During an Instagram Live on Sunday, Lizzo said: "On the days when I should feel the happiest, I feel so down. Sometimes I feel like the world just don't love me back. It's like it doesn't matter how much positive energy you put into the world, you're still gonna have people who have something mean to say about you."
The singer became emotional as she described working 12-hour days with rehearsals, writing music, recording in the studio, filming and press engagements.
She singled out derogatory comments about her appearance as some of the most damaging.
"What I won't accept is y'all doing this to black women over and over and over again, especially us big black girls," she said. "When we don't fit into the box that you want to put us in, you just unleash hatred onto us. It's not cool. I'm doing this for the big black women in the future who just want to live their lives without being scrutinized or put into boxes."
'This should not fly'
Lizzo's comments came just a week after Instagram unveiled a new feature that allows users to limit comments and DM requests during "spikes of increased attention".
The feature, which users can opt in or out of, automatically hides comments from accounts that don't follow the user or only recently followed the user.
Facebook, which owns Instagram, announced earlier this year that the company is taking a tougher stance on direct messages.
On Wednesday, Lizzo spoke about abuse she has received in an interview with Good Morning America.
"I know it's my job as an artist to reflect the times and this should not fly, this should not be okay," she said.
Many social media users in recent years have questioned why celebrities choose to stay on such platforms when they receive so many negative comments.
But Lizzo told the programme social media was also an important tool in getting her messages out and making sure she wasn't "erased".
"Black women have been in this industry and innovating it forever.
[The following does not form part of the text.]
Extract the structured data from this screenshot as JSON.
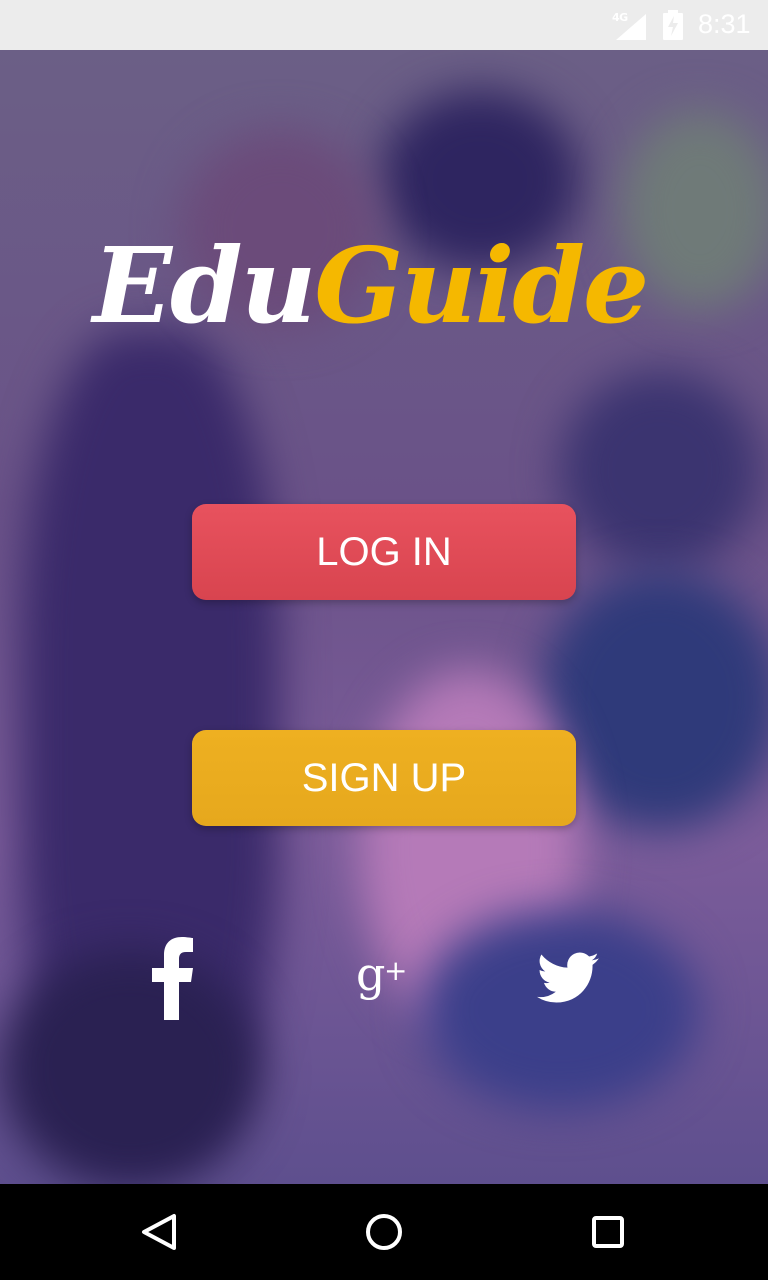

It is unfortunate that we are the ones who do suffer from the marginalisation the most. I feel like if it weren't for the internet and social media, I could've been erased. I chose to be undeniable and I chose to be loud and I chose to be great. And I'm still here. It's difficult."
Facebook's decision to delete negative comments from Lizzo's accounts was largely welcomed online, and the singer has received support from friends and followers in recent days.
"Body shaming is mean and racist," said Lizzo's collaborator Cardi B. "Thousands of people callin' you names it gets to you."
"You truly could NEVER (unless *you* become a celebrity) understand how hurtful/cruel/vile/unnecessary negative comments can be. Lizzo is a black woman making mostly pop music that faces fat shaming daily," said beauty YouTuber Ashley Devonna.
However, some users said such comments come with being in the public eye and suggested celebrities need to be resilient.
"So Facebook took down comments about Lizzo but she is allowed to run around half naked on social media but no one can comment unless it's nice?" tweeted US radio host LaShaun Turner.
"[Lizzo] could have deleted her own comments or ignored them. I get TONS of negative comments. When you are famous or in the public eye [expletive] happens! Deal with your mental and move on."
In December 2020, Lizzo sparked online chatter after revealing she had undertaken a 10-day smoothie diet.
However, she clarified that this was not an attempt to lose weight, but to improve her health after indulging in alcohol and spicy food the previous month.
Earlier that year, the singer said she believed the body positivity movement has become "commercialised" by the mainstream and hijacked by people who don't need it.
"Now, you look at the hashtag 'body positive' and you see smaller-framed girls, curvier girls," she said.